By 3:30 PM, we had depleted our energy so we began to pack up the equipment and get the trucks loaded up. Having climbed over 50 trees, we were successful in collecting over 3 bushels of cones. After stopping by the Cheat Mountain club for a quick visit with Jason and Carl, we arrived back at Shot Cherry Cabin about 5 PM, and had enough time to clean up before heading "out to dinner." The Mountain Instituteís Spruce Mountain Campus is just 2 miles down the road, and Alton, Marcie and Ryan had invited us to join them during their Family Weekend for dinner. We arrived at the campus to find parents constructing bat boxes with their kids. Wonderful smells were coming from the kitchen where Natalie and Brent were busy preparing the meal. We cone pickers mingled with the families and helped put the finishing touches on the bat boxes. After dinner everyone gathered in the main classroom where I presented a talk about our balsam fir conservation project. We headed back to Shot Cherry Cabin and it wasn't long before "lights out."
On Sunday, a few of us met at the Pigs Ear, and joined Alton Byers from the Mountain Institute and Rod Bartgis of The Nature Conservancy and collected cones from a few trees at Blister Swamp on the Dalen Farm. We had a great afternoon as Rodney led a tour of the swamp and itís many unique features. Some of us stayed at the house and enjoyed talking with Sugar and John. Our cone collecting endeavors are now complete.
Our goal was to collect cones from as many stands of balsam fir from around the state as possible, thus protecting any genetic diversity that exists within the sub-species. We were successful in getting seed from 11 separate stands within itís 50 mile range. We collected cones from every major stand of fir except the one on Big Stonecoal Run of Red Creek. We did enjoy a warm, welcome and appreciative relationship with the US Fish and Wildlife Service for gathering cones on the Canaan Valley National Wildlife Refuge. Canaan Valley State Park folks were very cooperative in giving us access to the fir trees there. In addition, On August 18 we were allowed access to trees by Ryan Bidwell and several other private property owners.
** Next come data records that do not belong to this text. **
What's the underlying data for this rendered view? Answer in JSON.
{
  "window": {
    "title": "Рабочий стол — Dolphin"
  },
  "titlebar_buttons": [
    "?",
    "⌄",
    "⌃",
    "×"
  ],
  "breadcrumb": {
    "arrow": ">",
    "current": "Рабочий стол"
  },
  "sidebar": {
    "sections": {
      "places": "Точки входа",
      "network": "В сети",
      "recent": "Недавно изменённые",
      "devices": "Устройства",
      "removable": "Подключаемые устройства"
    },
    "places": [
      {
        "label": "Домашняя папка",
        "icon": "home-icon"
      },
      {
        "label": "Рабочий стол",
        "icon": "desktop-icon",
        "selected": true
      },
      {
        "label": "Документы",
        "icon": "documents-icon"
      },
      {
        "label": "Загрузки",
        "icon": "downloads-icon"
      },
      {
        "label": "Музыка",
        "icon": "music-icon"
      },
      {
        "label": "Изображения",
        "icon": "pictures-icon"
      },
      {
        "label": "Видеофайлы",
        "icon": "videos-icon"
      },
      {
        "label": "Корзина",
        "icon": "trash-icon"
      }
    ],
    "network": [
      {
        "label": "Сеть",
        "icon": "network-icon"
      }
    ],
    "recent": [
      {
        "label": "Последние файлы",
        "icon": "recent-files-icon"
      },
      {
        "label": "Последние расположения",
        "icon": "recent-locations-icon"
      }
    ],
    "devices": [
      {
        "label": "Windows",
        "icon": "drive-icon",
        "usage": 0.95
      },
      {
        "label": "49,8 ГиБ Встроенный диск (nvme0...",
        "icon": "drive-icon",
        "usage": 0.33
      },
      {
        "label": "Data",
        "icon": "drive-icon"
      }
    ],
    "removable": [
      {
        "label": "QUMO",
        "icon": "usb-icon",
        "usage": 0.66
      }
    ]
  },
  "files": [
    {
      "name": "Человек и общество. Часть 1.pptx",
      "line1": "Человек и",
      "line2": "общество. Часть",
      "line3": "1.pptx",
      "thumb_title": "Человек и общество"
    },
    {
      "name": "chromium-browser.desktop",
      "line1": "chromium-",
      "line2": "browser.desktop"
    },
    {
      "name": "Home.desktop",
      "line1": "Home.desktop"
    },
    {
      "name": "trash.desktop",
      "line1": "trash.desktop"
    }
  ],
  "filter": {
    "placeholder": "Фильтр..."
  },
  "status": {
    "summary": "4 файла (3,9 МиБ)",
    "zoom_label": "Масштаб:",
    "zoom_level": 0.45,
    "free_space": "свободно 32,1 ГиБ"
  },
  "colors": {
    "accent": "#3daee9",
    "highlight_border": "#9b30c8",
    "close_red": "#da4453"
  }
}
Mission accomplished! Greenbrier District Ranger, Ken Rago issued a limited permit to collect seed at Blister Run.
The Natural Resource Conservation Service is now undertaking the seed extraction, stratification, and germination procedure for some seed, and will seed bank the rest.